  39. Rothausen SGSA, Conway D (2011) Greenhouse-gas emissions from energy use in the water sector. Nat Clim Chang 1:210–9CrossRefGoogle Scholar
  40. Schneider K (2011) Water needs curtail coal gasification for fuel. Water Front Magazine, Stockholm, pp 12–3Google Scholar
  41. Schnoor JL (2011) Water-energy nexus. Environ Sci Technol 45:5065CrossRefGoogle Scholar
  42. Siddiqi A, Anadon LD (2011) The water-energy nexus in Middle East and North Africa. Energ Policy 39:4529–40CrossRefGoogle Scholar
  43. Smith K, Liu S, Chang T (2015) Contribution of urban water supply to greenhouse gas emissions in China. J Ind Ecol. doi:10.1111/jiec.12290Google Scholar
  44. Stokes JR, Horvath A (2009) Energy and air emission effects of water supply. Environ Sci Technol 43:2680–7CrossRefGoogle Scholar
  45. Sweetapple C, Fu GT, Butler D (2014) Multi-objective optimisation of wastewater treatment plant control to reduce greenhouse gas emissions. Water Res 55:52–62CrossRefGoogle Scholar
  46. USEPA (United States Environmental Protection Agency) (2014) Greenhouse gas equivalencies calculator. Available from: http://www.epa.gov/cleanenergy/energy-resources/calculator.html#results. Cited 25 December 2014
  47. Venkatesh G, Brattebø H (2011) Energy consumption, costs and environmental impacts for urban water cycle services: case study of Oslo (Norway). Energy 36:792–800CrossRefGoogle Scholar
  48. Vieira AS, Beal CD, Ghisi E, Stewart RA (2014) Energy intensity of rainwater harvesting systems: a review. Renew Sust Energ Rev 34:225–42CrossRefGoogle Scholar
  49. Wang JX, Rothausen SGSA, Conway D, Zhang LJ, Xiong W, Holman IP et al (2012) China’s water-energy nexus: greenhouse-gas emissions from groundwater use for agriculture. Environ Res Lett 7:1–10Google Scholar
  50. Wang JL, Feng LY, Tverberg GE (2013) An analysis of China’s coal supply and its impact on China’s future economic growth. Energ Policy 57:542–51CrossRefGoogle Scholar
  51. Webster M, Donohoo P, Palmintier B (2013) Water-CO2 trade-offs in electricity generation planning. Nat Clim Chang 3:1029–32CrossRefGoogle Scholar
  52. Yang H, Zhou Y, Liu JG (2009) Land and water requirements of biofuel and implications for food supply and the environment in China. Energ Policy 37:1876–85CrossRefGoogle Scholar
  53. Zhou YC, Zhang B, Wang HK, Bi J (2013) Drops of energy: conserving urban water to reduce greenhouse gas emissions. Environ Sci Technol 47:10753–61CrossRefGoogle Scholar
  54. Zou X, Li Y, Li K, Cremades R, Gao Q, Wan Y, Qin X (2013) Greenhouse gas emissions from agricultural irrigation in China. Mitig Adapt Strateg Glob Chang. doi: 10.1007/s11027-013-9492-9 Google Scholar
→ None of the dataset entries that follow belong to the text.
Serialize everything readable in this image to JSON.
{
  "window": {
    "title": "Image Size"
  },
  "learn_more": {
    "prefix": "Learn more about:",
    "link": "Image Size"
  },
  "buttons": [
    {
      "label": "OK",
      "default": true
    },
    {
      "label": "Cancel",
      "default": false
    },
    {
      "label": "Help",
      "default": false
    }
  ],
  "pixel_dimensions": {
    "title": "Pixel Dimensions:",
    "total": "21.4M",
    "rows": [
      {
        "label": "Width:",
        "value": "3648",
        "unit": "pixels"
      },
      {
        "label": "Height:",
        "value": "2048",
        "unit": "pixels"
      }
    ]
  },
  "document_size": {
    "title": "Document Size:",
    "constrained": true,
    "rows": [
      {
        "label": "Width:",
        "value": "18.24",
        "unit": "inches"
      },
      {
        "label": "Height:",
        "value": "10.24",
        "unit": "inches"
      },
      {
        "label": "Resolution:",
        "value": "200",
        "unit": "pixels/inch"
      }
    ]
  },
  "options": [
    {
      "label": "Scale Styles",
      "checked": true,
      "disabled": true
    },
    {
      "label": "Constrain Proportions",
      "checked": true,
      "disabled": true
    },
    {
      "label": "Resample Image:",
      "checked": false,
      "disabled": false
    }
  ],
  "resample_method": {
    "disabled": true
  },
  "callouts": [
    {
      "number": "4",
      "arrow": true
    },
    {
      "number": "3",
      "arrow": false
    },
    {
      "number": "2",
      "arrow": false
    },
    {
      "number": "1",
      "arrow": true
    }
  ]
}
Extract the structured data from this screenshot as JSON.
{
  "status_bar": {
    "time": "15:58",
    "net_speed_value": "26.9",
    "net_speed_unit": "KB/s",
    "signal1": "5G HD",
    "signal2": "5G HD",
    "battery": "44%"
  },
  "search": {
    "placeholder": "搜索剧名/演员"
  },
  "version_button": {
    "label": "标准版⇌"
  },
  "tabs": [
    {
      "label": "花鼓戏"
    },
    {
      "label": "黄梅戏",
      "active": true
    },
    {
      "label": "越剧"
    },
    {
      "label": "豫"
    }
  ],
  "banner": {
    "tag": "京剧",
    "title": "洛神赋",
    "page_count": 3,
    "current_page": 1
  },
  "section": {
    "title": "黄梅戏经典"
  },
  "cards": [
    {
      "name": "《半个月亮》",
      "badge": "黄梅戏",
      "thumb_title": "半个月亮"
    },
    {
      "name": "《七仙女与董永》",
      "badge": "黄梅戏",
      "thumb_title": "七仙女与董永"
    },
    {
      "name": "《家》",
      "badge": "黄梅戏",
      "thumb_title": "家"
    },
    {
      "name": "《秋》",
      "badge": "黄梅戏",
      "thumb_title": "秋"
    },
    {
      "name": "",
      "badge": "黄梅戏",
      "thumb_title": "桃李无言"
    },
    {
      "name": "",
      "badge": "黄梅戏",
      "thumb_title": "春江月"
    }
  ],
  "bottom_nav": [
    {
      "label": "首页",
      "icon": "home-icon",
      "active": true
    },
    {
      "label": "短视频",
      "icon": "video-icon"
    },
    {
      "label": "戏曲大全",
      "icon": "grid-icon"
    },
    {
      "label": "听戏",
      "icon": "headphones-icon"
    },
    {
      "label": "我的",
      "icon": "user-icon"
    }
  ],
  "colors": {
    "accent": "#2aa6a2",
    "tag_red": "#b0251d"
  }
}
Copyright information

© Springer Science+Business Media Dordrecht 2015

Authors and Affiliations

  • Kate Smith
    • 1
  • Shuming Liu
    • 1
    • 2
  • Yi Liu
    • 1
  • Dragan Savic
    • 3
  • Gustaf Olsson
    • 4
  • Tian Chang
    • 1
  • Xue Wu
    • 1
  1. 1.School of EnvironmentTsinghua UniversityBeijingChina
  2. 2.Tsinghua-Veolia Environnement Joint Research Center for Advanced Environmental TechnologyTsinghua UniversityBeijingChina
  3. 3.Centre for Water SystemsUniversity of ExeterExeterUK
  4. 4.IEALund UniversityLundSweden

Personalised recommendations